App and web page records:
■ ■ ■

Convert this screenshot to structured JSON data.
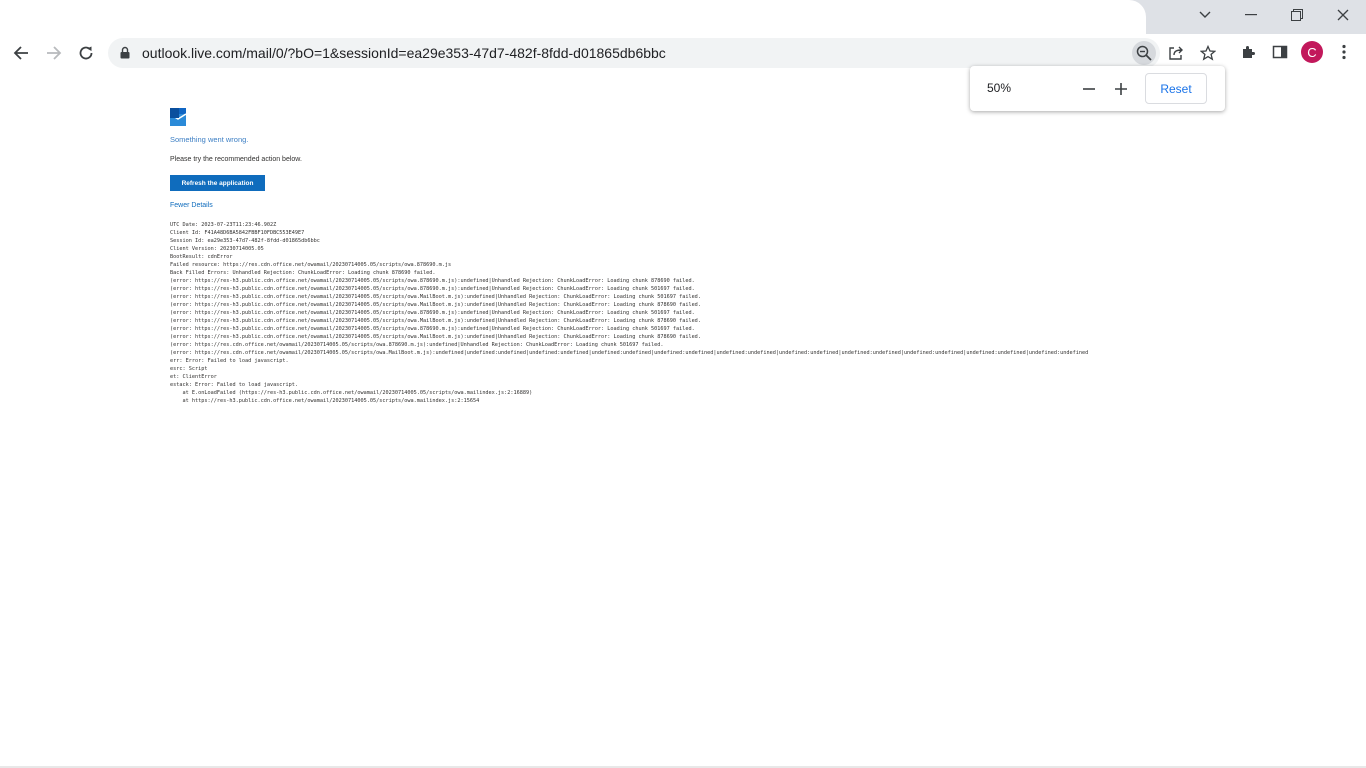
{
  "browser": {
    "url": "outlook.live.com/mail/0/?bO=1&sessionId=ea29e353-47d7-482f-8fdd-d01865db6bbc",
    "profile_initial": "C",
    "zoom_popup": {
      "level": "50%",
      "reset_label": "Reset"
    }
  },
  "page": {
    "error_title": "Something went wrong.",
    "error_subtitle": "Please try the recommended action below.",
    "refresh_label": "Refresh the application",
    "details_toggle": "Fewer Details",
    "details": [
      "UTC Date: 2023-07-23T11:23:46.902Z",
      "Client Id: F41A48D6BA5842FBBF10FDBC553E49E7",
      "Session Id: ea29e353-47d7-482f-8fdd-d01865db6bbc",
      "Client Version: 20230714005.05",
      "BootResult: cdnError",
      "Failed resource: https://res.cdn.office.net/owamail/20230714005.05/scripts/owa.878690.m.js",
      "Back Filled Errors: Unhandled Rejection: ChunkLoadError: Loading chunk 878690 failed.",
      "(error: https://res-h3.public.cdn.office.net/owamail/20230714005.05/scripts/owa.878690.m.js):undefined|Unhandled Rejection: ChunkLoadError: Loading chunk 878690 failed.",
      "(error: https://res-h3.public.cdn.office.net/owamail/20230714005.05/scripts/owa.878690.m.js):undefined|Unhandled Rejection: ChunkLoadError: Loading chunk 501697 failed.",
      "(error: https://res-h3.public.cdn.office.net/owamail/20230714005.05/scripts/owa.MailBoot.m.js):undefined|Unhandled Rejection: ChunkLoadError: Loading chunk 501697 failed.",
      "(error: https://res-h3.public.cdn.office.net/owamail/20230714005.05/scripts/owa.MailBoot.m.js):undefined|Unhandled Rejection: ChunkLoadError: Loading chunk 878690 failed.",
      "(error: https://res-h3.public.cdn.office.net/owamail/20230714005.05/scripts/owa.878690.m.js):undefined|Unhandled Rejection: ChunkLoadError: Loading chunk 501697 failed.",
      "(error: https://res-h3.public.cdn.office.net/owamail/20230714005.05/scripts/owa.MailBoot.m.js):undefined|Unhandled Rejection: ChunkLoadError: Loading chunk 878690 failed.",
      "(error: https://res-h3.public.cdn.office.net/owamail/20230714005.05/scripts/owa.878690.m.js):undefined|Unhandled Rejection: ChunkLoadError: Loading chunk 501697 failed.",
      "(error: https://res-h3.public.cdn.office.net/owamail/20230714005.05/scripts/owa.MailBoot.m.js):undefined|Unhandled Rejection: ChunkLoadError: Loading chunk 878690 failed.",
      "(error: https://res.cdn.office.net/owamail/20230714005.05/scripts/owa.878690.m.js):undefined|Unhandled Rejection: ChunkLoadError: Loading chunk 501697 failed.",
      "(error: https://res.cdn.office.net/owamail/20230714005.05/scripts/owa.MailBoot.m.js):undefined|undefined:undefined|undefined:undefined|undefined:undefined|undefined:undefined|undefined:undefined|undefined:undefined|undefined:undefined|undefined:undefined|undefined:undefined|undefined:undefined",
      "err: Error: Failed to load javascript.",
      "esrc: Script",
      "et: ClientError",
      "estack: Error: Failed to load javascript.",
      "    at E.onLoadFailed (https://res-h3.public.cdn.office.net/owamail/20230714005.05/scripts/owa.mailindex.js:2:16889)",
      "    at https://res-h3.public.cdn.office.net/owamail/20230714005.05/scripts/owa.mailindex.js:2:15654"
    ]
  }
}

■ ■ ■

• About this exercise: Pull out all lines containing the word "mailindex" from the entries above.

• Written reply:
      "    at E.onLoadFailed (https://res-h3.public.cdn.office.net/owamail/20230714005.05/scripts/owa.mailindex.js:2:16889)",
      "    at https://res-h3.public.cdn.office.net/owamail/20230714005.05/scripts/owa.mailindex.js:2:15654"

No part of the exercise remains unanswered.